The noble gases krypton and xenon are similar (also known as rare gases). This places them in the group of elements to the right of the periodic table, if you remember chemistry from high school. Helium, neon, and argon are just above them. Below that are radon and oganesson.
These gases are all odourless and colourless. These elements, for the most part, do not participate in chemical reactions or form compounds. Krypton and xenon can combine to form compounds such as KrCl2 or XeF2, but these are highly reactive and unstable. Because of its reactive nature, XeF2 can be used to deliver fluorine to specific locations in semiconductor manufacturing.
Exciplexes are compounds that are only stable in the excited state (KrCl, XeF, etc.). In excimer lasers, these exciplexes are formed and broken apart repeatedly. When xenon binds to the protein metmyoglobin, it produces an anaesthetic effect. Krypton and xenon are useful for space propulsion because their (mostly) non-reactive properties reduce the risk of the expelled propellant reacting with the spacecraft.
In the atmosphere, both krypton and xenon can be found. You are, in fact, breathing some right now. In a roughly 10 to 1 ratio, krypton and xenon are extracted from the air using cryogenic distillation through the same collection process. At that ratio, they can be found in the atmosphere.
Krypton is found in the air at a concentration of about 1 ppm, while xenon is found at a concentration of less than 100 ppb. With such low concentrations, it's easy to see why they're classified as "rare gases." Krypton is less expensive than xenon because it is more abundant. Would you believe that historically, krypton was about a tenth of the price of xenon? Ignoring the krypton and xenon markets' frequent volatility, and the laws of supply and demand, of course.
Krypton and xenon are heavy atoms when compared to other noble gases. Krypton has an atomic mass of 84 amu, while xenon has an atomic mass of 131 amu, making it the heaviest of the stable noble gases (radon undergoes radioactive decay, with a half-life of less than 4 days). With sputter deposition, this heavier mass comes into play. The most common application of argon is sputtering, which involves transferring target atoms to a substrate to create a coating. It's inexpensive and best for coating light target atoms, but it produces a higher yield when the inert gas has a similar atomic mass to the target atom.
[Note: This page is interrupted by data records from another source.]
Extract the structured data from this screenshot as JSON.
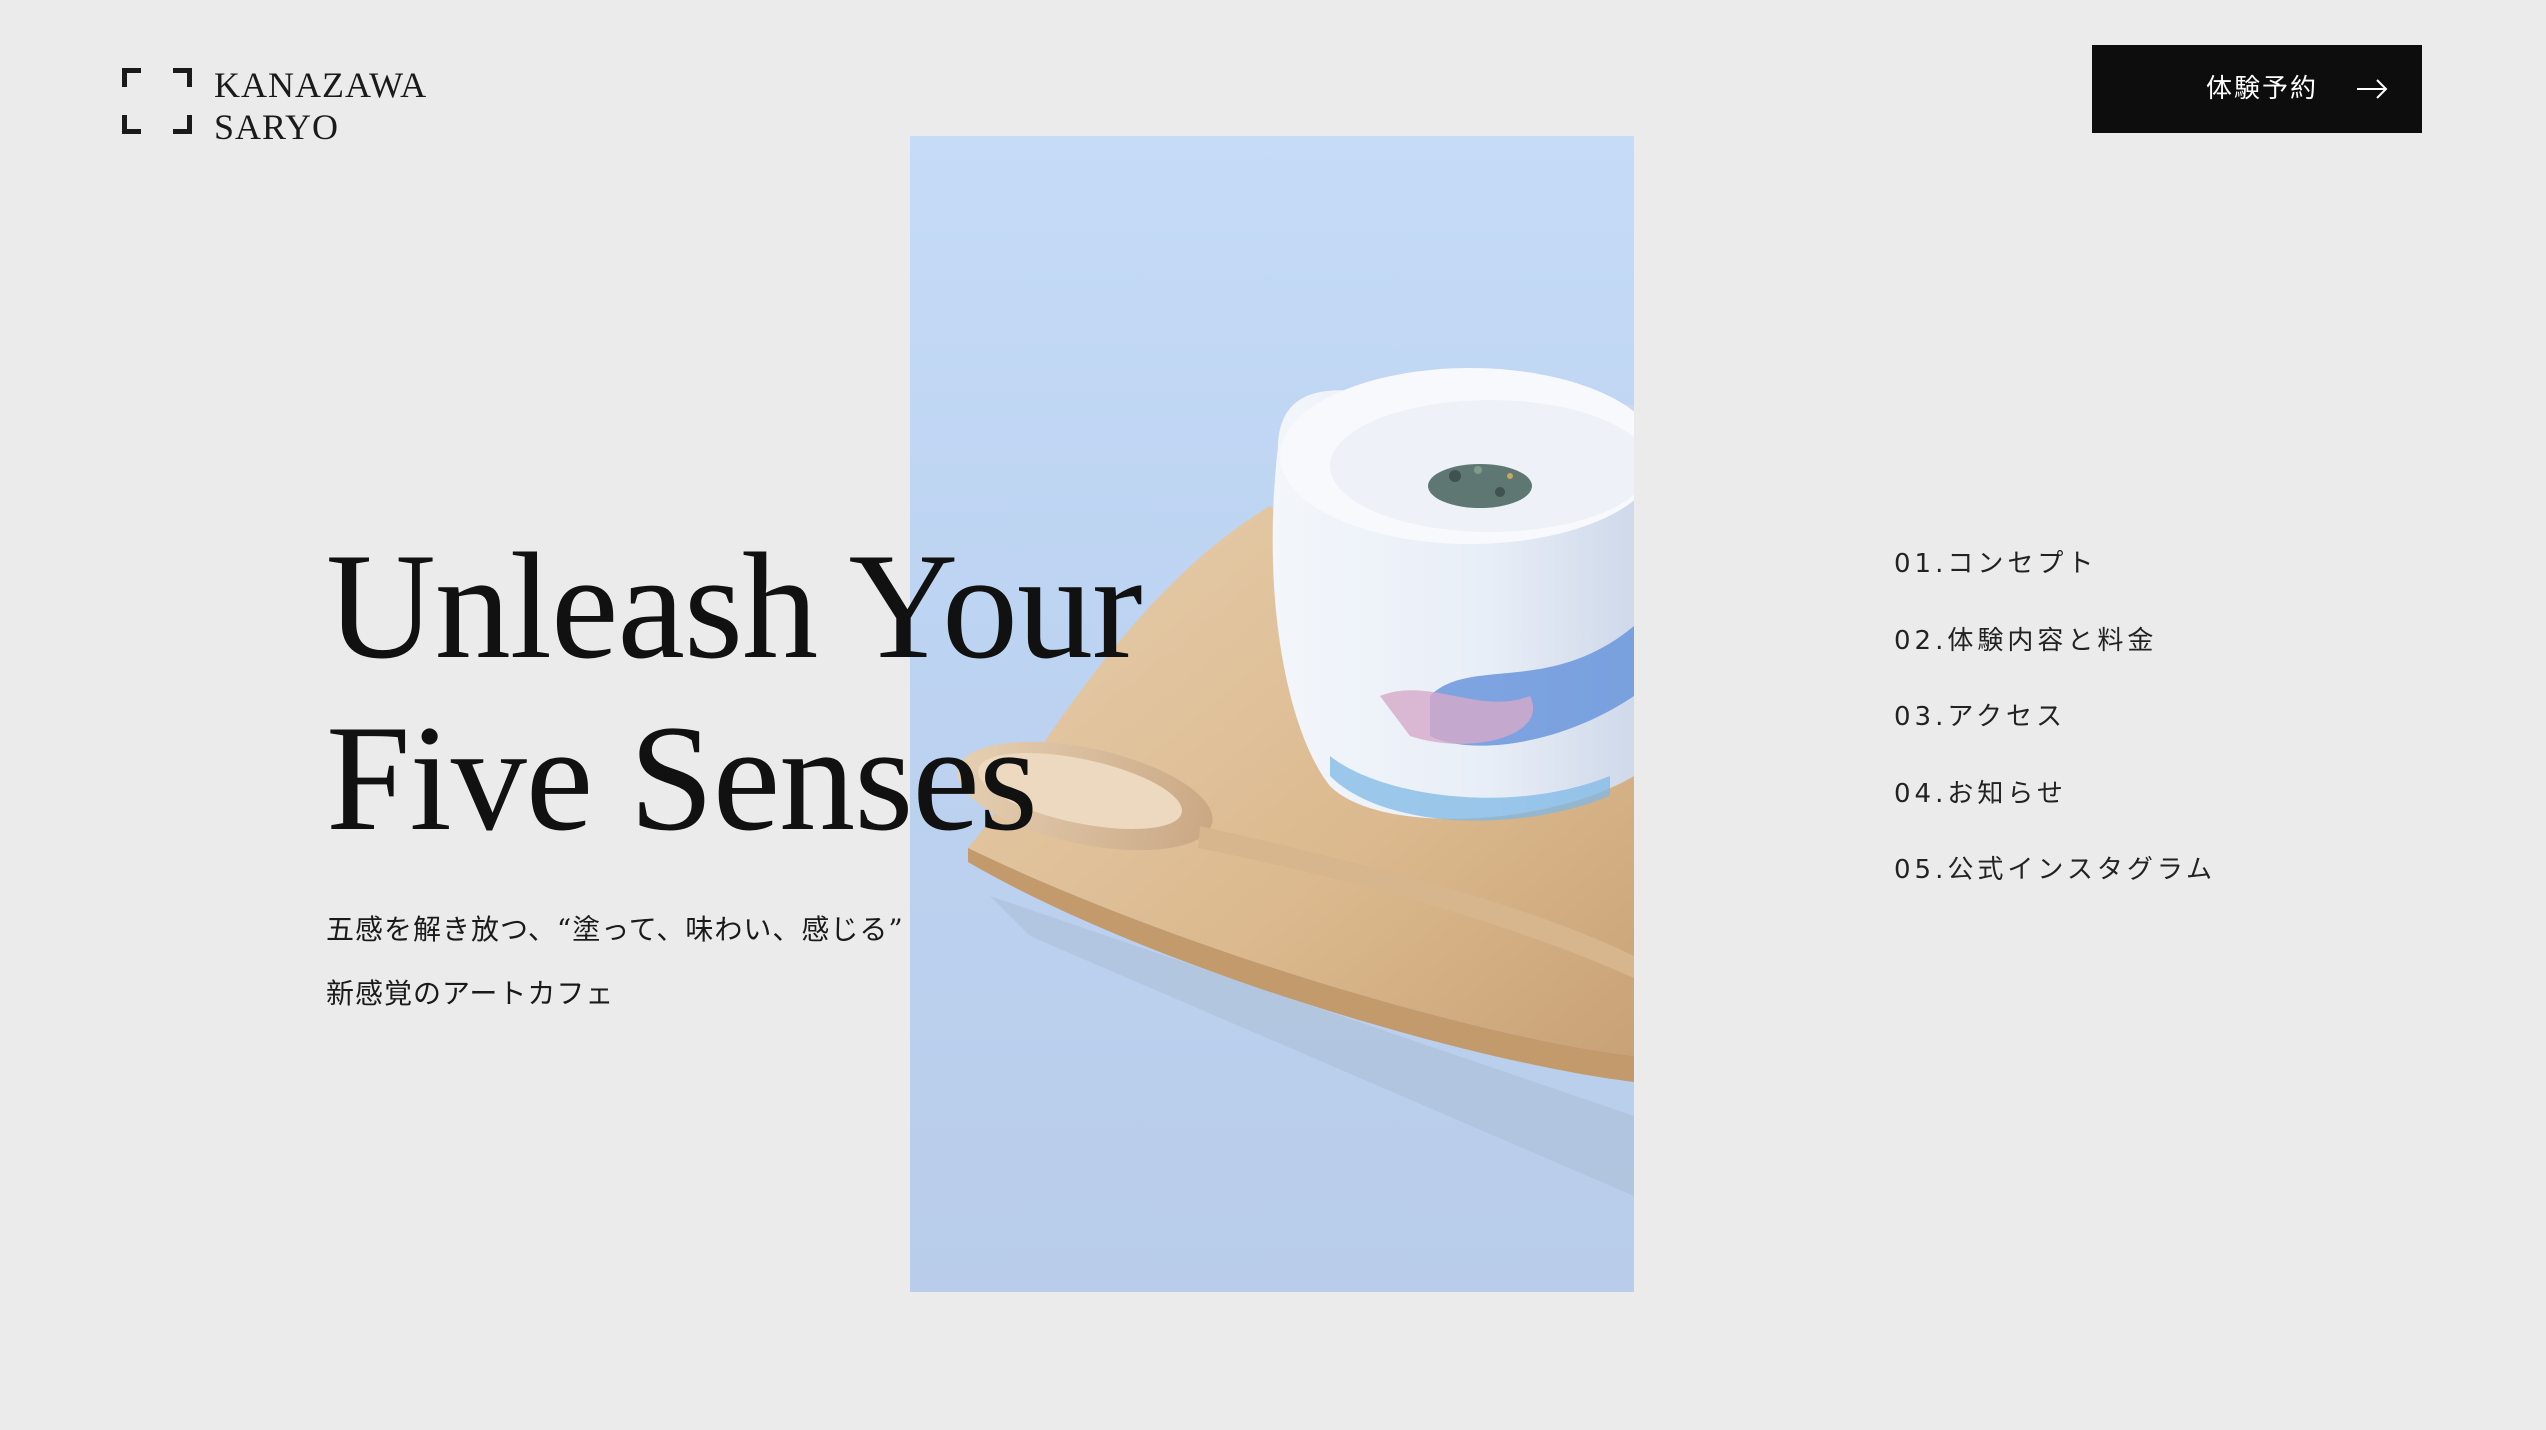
{
  "logo": {
    "line1": "KANAZAWA",
    "line2": "SARYO"
  },
  "header": {
    "reserve_label": "体験予約",
    "reserve_icon": "arrow-right-icon"
  },
  "hero": {
    "headline_line1": "Unleash Your",
    "headline_line2": "Five Senses",
    "sub_line1": "五感を解き放つ、“塗って、味わい、感じる”",
    "sub_line2": "新感覚のアートカフェ"
  },
  "nav": {
    "items": [
      {
        "label": "01.コンセプト"
      },
      {
        "label": "02.体験内容と料金"
      },
      {
        "label": "03.アクセス"
      },
      {
        "label": "04.お知らせ"
      },
      {
        "label": "05.公式インスタグラム"
      }
    ]
  },
  "colors": {
    "background": "#ebebeb",
    "button_bg": "#0d0d0d",
    "text": "#111111",
    "photo_sky": "#c7dcf6"
  }
}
For heavier coatings, such as titanium, krypton and xenon are used. When etching semiconductor materials, mass is also important. The higher mass of xenon contributes to its efficiency as an electric propulsion material for spacecraft. The xenon is ionised and ejected from a spacecraft at hundreds of kilometres per second in this application. Following Newton's third law of motion, which states that every action has an equal and opposite reaction, ejecting a small amount of mass at these high velocities can generate useful thrust. For this application, we sell xenon to NASA.
Krypton can also be used for space propulsion, but it requires nearly twice as many atoms as xenon due to its lower mass. To generate the same thrust with atoms lighter than krypton, more atoms must be ionised and ejected. Both gases diffuse more slowly due to the large masses. When used in double (or triple) pane windows or lightbulbs, this slower diffusion results in better insulation and a slower transfer of heat. Both are more insulating than air or argon.
The energy required to remove an electron from a neutral atom is known as ionisation energy. Noble gases are extremely stable and do not readily give up electrons. Because of this stability, the group of elements is sometimes referred to as inert gases. We know this isn't entirely true because, as we mentioned earlier, some compounds can be made with them. As one moves down the periodic table, the reactivity of noble gases increases while the ionisation energy decreases. Krypton has a lower ionisation energy than the lighter noble gases (He, Ne, Ar), and xenon has a lower ionisation energy than krypton.
Because krypton or xenon must be ionised before being ejected from the thruster, the ionisation energy has an impact on the efficiency of electric propulsion. Because xenon has a lower ionisation energy than krypton and other atoms with higher ionisation energies, a larger portion of the energy used goes into ejecting the ions, making it a more efficient propellant (besides needing to ionise fewer atoms).
The reactivity of the ions is also affected by the ionisation energy. Ions produced by krypton atoms have a higher ionisation energy and are more aggressive in taking electrons and degrading other substances, such as the wall of a thruster. The properties of these ions are also crucial in semiconductor manufacturing plasmas. Xenon and krypton are used with halocarbons to influence the etching rates of silicon nitrides, silicon oxides, and polysilicon films because they have lower ionisation energies than halocarbons. These are necessary for the production of solid-state drive memory chips.
Furthermore, xenon and krypton act as surface disruption agents as well as plasma modulators, influencing plasma composition through secondary ionisation. Due to cost and availability, argon has traditionally been used for secondary ionisation and surface disruption, but xenon and krypton provide additional ways to select for ions present in plasma.
Each noble gas, starting with helium and moving down the periodic table, becomes less like a (theoretical) ideal gas. Helium is the closest gas to an ideal gas, while krypton and xenon are far from it. At higher pressures, both gases compress significantly, but xenon is more compressible than krypton.
Xenon is a supercritical fluid at 1000 psi and room temperature. The xenon liquefies when the temperature is reduced. Because of its compressibility, xenon is a better gas for use in spacecraft (beyond the effects of atomic mass and ionisation energy mentioned above). The propulsion system can be smaller and lighter by compressing the gas into a small space, allowing for larger payloads and smaller spacecraft. NASA's Dawn spacecraft was able to visit not one, but two asteroids thanks to xenon electric propulsion! Using conventional chemical propellants, this longer mission would not have been possible.